  • Allowing someone else to observe sexual activity without the other person’s consent
  • Engaging in sexual activity with someone else while knowingly infected with an STI or HIV and the other person was never informed of such a condition

Non-consensual sexual penetration is defined as the penetration of the anus or vagina by a body part or object without consent, no matter how slight. Non-consensual sexual penetration also includes oral penetration by a sexual part of the body without consent.

Non-consensual sexual contact is defined as the touching of sexual parts of the body, with or without clothing on, without consent. This also includes removing someone’s clothing without their consent, forcing another person to touch their own private parts, or touching someone with their own private parts without consent.

What is sexual battery?

Sexual battery is defined by California penal code Section 243.4 as the touching of someone else’s private areas for the purpose of sexual abuse, sexual gratification, or sexual arousal. Sexual battery is often mistaken for rape, but is not considered rape because it does not involve penetration of any kind. If penetration took place, the crime is considered rape.
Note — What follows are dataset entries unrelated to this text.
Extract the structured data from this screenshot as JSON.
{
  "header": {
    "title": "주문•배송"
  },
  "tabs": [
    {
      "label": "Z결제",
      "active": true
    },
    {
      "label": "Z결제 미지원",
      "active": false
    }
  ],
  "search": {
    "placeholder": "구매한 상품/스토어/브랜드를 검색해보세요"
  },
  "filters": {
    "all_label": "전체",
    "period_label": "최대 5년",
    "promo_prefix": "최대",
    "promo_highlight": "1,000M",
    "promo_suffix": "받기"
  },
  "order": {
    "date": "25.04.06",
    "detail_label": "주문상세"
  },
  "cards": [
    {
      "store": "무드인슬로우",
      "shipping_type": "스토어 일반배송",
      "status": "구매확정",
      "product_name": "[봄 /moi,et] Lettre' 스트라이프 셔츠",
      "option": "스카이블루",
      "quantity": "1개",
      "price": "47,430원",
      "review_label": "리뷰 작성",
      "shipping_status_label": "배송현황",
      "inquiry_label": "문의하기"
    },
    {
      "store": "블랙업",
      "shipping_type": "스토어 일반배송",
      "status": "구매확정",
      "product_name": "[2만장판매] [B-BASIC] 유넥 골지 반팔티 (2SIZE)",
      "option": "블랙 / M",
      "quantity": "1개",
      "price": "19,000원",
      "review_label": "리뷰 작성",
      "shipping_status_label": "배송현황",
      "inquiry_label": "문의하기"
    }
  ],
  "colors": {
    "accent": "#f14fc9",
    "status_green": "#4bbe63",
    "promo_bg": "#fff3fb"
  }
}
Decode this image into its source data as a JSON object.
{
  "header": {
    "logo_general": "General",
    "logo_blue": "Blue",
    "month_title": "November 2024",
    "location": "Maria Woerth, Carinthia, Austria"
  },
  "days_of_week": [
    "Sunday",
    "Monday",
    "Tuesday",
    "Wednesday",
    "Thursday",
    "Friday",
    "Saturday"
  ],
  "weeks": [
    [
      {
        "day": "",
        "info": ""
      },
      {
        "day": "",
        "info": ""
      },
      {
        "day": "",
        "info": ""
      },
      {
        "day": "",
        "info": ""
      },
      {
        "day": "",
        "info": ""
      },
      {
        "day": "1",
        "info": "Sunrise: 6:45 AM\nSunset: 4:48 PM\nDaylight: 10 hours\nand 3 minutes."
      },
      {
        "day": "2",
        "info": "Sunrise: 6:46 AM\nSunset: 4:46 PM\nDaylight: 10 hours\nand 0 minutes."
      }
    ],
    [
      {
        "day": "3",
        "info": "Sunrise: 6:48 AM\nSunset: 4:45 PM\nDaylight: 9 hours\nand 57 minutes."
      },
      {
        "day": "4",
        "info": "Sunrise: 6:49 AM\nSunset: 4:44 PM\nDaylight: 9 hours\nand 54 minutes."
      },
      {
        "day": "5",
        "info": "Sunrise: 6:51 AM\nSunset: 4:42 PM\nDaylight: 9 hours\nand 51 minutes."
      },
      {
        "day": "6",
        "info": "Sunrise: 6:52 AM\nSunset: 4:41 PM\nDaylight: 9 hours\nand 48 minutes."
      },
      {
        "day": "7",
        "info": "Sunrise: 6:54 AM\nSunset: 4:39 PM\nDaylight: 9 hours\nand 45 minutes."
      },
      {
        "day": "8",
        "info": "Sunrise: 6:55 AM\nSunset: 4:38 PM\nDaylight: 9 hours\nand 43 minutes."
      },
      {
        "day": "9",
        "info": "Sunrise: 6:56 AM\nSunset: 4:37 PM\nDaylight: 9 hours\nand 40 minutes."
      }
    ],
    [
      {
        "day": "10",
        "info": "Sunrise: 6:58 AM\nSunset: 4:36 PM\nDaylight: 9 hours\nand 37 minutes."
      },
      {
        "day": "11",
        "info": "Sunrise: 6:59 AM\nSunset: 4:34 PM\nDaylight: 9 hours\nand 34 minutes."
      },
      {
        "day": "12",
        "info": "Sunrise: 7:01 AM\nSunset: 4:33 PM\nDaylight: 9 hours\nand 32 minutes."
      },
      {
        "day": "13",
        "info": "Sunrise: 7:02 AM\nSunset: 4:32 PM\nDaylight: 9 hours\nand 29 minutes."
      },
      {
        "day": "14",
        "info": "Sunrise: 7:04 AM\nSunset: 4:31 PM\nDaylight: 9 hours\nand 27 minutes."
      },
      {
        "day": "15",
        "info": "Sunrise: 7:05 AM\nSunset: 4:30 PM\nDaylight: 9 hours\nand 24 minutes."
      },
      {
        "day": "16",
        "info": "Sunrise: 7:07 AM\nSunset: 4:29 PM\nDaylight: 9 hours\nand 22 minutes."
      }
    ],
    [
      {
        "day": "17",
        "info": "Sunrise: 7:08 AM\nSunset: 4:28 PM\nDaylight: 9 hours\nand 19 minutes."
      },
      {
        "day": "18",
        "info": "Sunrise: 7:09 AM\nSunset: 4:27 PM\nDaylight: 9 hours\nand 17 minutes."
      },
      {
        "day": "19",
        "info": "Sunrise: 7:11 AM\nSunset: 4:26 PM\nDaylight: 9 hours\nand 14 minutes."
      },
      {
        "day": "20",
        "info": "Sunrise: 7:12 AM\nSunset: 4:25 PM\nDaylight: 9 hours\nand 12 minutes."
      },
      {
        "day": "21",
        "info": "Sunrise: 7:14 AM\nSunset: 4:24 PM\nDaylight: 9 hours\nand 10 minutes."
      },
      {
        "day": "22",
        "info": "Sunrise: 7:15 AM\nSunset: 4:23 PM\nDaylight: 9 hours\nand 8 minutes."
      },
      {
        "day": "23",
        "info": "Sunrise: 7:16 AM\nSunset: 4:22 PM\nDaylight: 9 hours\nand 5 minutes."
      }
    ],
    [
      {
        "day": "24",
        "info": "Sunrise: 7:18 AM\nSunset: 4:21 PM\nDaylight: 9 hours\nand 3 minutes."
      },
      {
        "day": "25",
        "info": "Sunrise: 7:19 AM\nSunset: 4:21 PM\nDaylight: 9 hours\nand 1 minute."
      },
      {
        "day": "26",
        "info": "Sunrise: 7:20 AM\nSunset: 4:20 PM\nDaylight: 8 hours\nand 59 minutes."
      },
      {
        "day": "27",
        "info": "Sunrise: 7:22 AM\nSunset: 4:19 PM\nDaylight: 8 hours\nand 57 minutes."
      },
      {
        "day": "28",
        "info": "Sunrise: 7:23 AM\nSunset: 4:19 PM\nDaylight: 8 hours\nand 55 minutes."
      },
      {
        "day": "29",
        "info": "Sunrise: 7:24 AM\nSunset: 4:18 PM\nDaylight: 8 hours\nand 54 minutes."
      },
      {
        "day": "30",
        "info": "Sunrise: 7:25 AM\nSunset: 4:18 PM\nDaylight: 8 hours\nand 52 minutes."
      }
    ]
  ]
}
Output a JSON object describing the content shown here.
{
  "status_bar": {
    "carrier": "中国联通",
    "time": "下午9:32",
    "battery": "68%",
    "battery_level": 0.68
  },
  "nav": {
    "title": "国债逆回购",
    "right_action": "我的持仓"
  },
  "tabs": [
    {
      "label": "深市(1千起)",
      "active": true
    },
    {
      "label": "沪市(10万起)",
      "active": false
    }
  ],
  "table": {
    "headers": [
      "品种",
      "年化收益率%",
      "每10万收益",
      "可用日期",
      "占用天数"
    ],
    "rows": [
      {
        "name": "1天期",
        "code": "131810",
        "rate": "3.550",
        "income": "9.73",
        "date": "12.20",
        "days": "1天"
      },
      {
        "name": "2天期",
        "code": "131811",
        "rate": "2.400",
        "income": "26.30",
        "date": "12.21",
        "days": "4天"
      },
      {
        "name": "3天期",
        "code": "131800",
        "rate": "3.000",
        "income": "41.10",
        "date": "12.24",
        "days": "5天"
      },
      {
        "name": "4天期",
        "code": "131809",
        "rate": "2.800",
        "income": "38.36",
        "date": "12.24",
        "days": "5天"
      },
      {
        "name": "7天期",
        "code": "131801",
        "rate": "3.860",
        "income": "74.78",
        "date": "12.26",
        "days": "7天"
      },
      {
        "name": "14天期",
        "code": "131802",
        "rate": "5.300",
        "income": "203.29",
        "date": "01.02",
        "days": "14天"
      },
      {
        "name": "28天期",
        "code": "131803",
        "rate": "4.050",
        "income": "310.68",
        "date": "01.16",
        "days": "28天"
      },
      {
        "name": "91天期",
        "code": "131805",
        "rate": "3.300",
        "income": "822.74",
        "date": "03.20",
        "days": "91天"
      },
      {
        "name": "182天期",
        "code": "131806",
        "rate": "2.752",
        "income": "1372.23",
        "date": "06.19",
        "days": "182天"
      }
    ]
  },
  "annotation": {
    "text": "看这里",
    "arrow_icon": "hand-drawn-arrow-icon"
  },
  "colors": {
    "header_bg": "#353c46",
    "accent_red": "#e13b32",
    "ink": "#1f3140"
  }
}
The terminology you hear in courtrooms may be different from what you hear on TV or read in newspapers. No matter what words are used, you can rely on the Los Angeles sexual assault attorneys of Taylor & Ring to fight for your future. If you or a loved one has been sexually assaulted, abused, or harassed, we can help. Call 310-776-6390 or complete our contact form online to schedule a consultation today. We serve clients in Los Angeles and throughout Southern California.

 

 

Contact Us310-209-4100